--- INFORMATION ---

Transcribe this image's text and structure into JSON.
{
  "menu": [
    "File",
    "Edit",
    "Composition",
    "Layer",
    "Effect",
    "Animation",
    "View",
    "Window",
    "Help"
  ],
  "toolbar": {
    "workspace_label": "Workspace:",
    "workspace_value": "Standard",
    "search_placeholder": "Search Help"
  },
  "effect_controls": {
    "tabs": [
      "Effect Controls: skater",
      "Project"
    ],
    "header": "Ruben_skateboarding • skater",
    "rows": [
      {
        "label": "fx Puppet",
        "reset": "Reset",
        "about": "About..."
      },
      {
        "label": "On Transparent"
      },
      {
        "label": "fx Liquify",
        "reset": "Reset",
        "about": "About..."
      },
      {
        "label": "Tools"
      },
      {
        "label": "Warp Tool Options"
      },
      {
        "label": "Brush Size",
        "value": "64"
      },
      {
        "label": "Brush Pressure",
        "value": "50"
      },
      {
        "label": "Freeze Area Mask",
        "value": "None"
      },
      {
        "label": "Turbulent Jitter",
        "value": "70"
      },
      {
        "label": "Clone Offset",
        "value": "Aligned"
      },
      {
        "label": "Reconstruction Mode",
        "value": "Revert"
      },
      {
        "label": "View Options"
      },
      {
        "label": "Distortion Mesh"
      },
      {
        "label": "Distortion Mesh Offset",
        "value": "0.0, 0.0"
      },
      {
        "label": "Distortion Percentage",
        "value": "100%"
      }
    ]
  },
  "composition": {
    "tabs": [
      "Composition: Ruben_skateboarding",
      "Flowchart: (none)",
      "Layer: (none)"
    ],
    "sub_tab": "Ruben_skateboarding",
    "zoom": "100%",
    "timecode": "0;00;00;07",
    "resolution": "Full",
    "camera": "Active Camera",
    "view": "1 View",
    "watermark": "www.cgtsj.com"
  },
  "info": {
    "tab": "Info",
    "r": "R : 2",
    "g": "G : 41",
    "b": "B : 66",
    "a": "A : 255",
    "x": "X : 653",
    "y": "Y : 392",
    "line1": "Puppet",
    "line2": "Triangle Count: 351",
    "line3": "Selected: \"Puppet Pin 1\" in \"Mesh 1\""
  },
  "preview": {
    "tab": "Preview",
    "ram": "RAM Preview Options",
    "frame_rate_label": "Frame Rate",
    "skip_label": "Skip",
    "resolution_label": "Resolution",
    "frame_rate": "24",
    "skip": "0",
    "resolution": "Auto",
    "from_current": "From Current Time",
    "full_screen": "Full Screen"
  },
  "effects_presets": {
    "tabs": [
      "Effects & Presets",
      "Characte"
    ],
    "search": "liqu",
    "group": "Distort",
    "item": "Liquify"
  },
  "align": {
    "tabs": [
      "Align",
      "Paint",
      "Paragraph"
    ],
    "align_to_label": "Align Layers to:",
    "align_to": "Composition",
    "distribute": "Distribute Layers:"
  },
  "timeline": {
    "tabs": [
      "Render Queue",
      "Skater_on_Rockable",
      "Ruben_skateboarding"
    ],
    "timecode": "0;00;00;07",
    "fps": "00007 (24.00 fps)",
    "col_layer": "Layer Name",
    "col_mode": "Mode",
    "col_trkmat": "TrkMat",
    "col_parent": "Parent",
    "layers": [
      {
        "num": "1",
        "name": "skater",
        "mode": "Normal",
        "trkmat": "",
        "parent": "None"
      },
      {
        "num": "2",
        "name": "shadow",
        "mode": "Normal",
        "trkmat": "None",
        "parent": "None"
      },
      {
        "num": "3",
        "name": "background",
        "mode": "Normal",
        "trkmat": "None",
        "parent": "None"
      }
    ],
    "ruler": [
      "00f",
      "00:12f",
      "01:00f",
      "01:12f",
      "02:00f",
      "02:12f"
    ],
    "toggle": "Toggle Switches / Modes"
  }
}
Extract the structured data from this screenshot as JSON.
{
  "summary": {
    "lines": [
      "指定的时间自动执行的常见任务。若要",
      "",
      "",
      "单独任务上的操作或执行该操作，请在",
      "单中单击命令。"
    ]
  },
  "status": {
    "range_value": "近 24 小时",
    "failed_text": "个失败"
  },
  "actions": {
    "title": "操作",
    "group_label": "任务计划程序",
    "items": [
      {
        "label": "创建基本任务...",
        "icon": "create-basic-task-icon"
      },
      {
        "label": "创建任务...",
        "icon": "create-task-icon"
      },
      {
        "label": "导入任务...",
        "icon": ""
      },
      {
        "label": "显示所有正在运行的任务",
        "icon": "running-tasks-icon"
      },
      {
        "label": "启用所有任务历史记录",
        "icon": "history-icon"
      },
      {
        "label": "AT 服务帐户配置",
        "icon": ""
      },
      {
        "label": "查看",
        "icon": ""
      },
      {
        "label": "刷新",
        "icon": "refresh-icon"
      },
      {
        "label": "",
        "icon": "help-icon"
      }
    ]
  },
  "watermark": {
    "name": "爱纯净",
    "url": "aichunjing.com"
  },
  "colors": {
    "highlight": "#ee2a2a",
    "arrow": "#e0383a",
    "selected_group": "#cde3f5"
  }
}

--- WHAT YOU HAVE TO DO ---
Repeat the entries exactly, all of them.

--- OUTPUT OF THE EXERCISE ---
Transcribe this image's text and structure into JSON.
{
  "menu": [
    "File",
    "Edit",
    "Composition",
    "Layer",
    "Effect",
    "Animation",
    "View",
    "Window",
    "Help"
  ],
  "toolbar": {
    "workspace_label": "Workspace:",
    "workspace_value": "Standard",
    "search_placeholder": "Search Help"
  },
  "effect_controls": {
    "tabs": [
      "Effect Controls: skater",
      "Project"
    ],
    "header": "Ruben_skateboarding • skater",
    "rows": [
      {
        "label": "fx Puppet",
        "reset": "Reset",
        "about": "About..."
      },
      {
        "label": "On Transparent"
      },
      {
        "label": "fx Liquify",
        "reset": "Reset",
        "about": "About..."
      },
      {
        "label": "Tools"
      },
      {
        "label": "Warp Tool Options"
      },
      {
        "label": "Brush Size",
        "value": "64"
      },
      {
        "label": "Brush Pressure",
        "value": "50"
      },
      {
        "label": "Freeze Area Mask",
        "value": "None"
      },
      {
        "label": "Turbulent Jitter",
        "value": "70"
      },
      {
        "label": "Clone Offset",
        "value": "Aligned"
      },
      {
        "label": "Reconstruction Mode",
        "value": "Revert"
      },
      {
        "label": "View Options"
      },
      {
        "label": "Distortion Mesh"
      },
      {
        "label": "Distortion Mesh Offset",
        "value": "0.0, 0.0"
      },
      {
        "label": "Distortion Percentage",
        "value": "100%"
      }
    ]
  },
  "composition": {
    "tabs": [
      "Composition: Ruben_skateboarding",
      "Flowchart: (none)",
      "Layer: (none)"
    ],
    "sub_tab": "Ruben_skateboarding",
    "zoom": "100%",
    "timecode": "0;00;00;07",
    "resolution": "Full",
    "camera": "Active Camera",
    "view": "1 View",
    "watermark": "www.cgtsj.com"
  },
  "info": {
    "tab": "Info",
    "r": "R : 2",
    "g": "G : 41",
    "b": "B : 66",
    "a": "A : 255",
    "x": "X : 653",
    "y": "Y : 392",
    "line1": "Puppet",
    "line2": "Triangle Count: 351",
    "line3": "Selected: \"Puppet Pin 1\" in \"Mesh 1\""
  },
  "preview": {
    "tab": "Preview",
    "ram": "RAM Preview Options",
    "frame_rate_label": "Frame Rate",
    "skip_label": "Skip",
    "resolution_label": "Resolution",
    "frame_rate": "24",
    "skip": "0",
    "resolution": "Auto",
    "from_current": "From Current Time",
    "full_screen": "Full Screen"
  },
  "effects_presets": {
    "tabs": [
      "Effects & Presets",
      "Characte"
    ],
    "search": "liqu",
    "group": "Distort",
    "item": "Liquify"
  },
  "align": {
    "tabs": [
      "Align",
      "Paint",
      "Paragraph"
    ],
    "align_to_label": "Align Layers to:",
    "align_to": "Composition",
    "distribute": "Distribute Layers:"
  },
  "timeline": {
    "tabs": [
      "Render Queue",
      "Skater_on_Rockable",
      "Ruben_skateboarding"
    ],
    "timecode": "0;00;00;07",
    "fps": "00007 (24.00 fps)",
    "col_layer": "Layer Name",
    "col_mode": "Mode",
    "col_trkmat": "TrkMat",
    "col_parent": "Parent",
    "layers": [
      {
        "num": "1",
        "name": "skater",
        "mode": "Normal",
        "trkmat": "",
        "parent": "None"
      },
      {
        "num": "2",
        "name": "shadow",
        "mode": "Normal",
        "trkmat": "None",
        "parent": "None"
      },
      {
        "num": "3",
        "name": "background",
        "mode": "Normal",
        "trkmat": "None",
        "parent": "None"
      }
    ],
    "ruler": [
      "00f",
      "00:12f",
      "01:00f",
      "01:12f",
      "02:00f",
      "02:12f"
    ],
    "toggle": "Toggle Switches / Modes"
  }
}
Extract the structured data from this screenshot as JSON.
{
  "summary": {
    "lines": [
      "指定的时间自动执行的常见任务。若要",
      "",
      "",
      "单独任务上的操作或执行该操作，请在",
      "单中单击命令。"
    ]
  },
  "status": {
    "range_value": "近 24 小时",
    "failed_text": "个失败"
  },
  "actions": {
    "title": "操作",
    "group_label": "任务计划程序",
    "items": [
      {
        "label": "创建基本任务...",
        "icon": "create-basic-task-icon"
      },
      {
        "label": "创建任务...",
        "icon": "create-task-icon"
      },
      {
        "label": "导入任务...",
        "icon": ""
      },
      {
        "label": "显示所有正在运行的任务",
        "icon": "running-tasks-icon"
      },
      {
        "label": "启用所有任务历史记录",
        "icon": "history-icon"
      },
      {
        "label": "AT 服务帐户配置",
        "icon": ""
      },
      {
        "label": "查看",
        "icon": ""
      },
      {
        "label": "刷新",
        "icon": "refresh-icon"
      },
      {
        "label": "",
        "icon": "help-icon"
      }
    ]
  },
  "watermark": {
    "name": "爱纯净",
    "url": "aichunjing.com"
  },
  "colors": {
    "highlight": "#ee2a2a",
    "arrow": "#e0383a",
    "selected_group": "#cde3f5"
  }
}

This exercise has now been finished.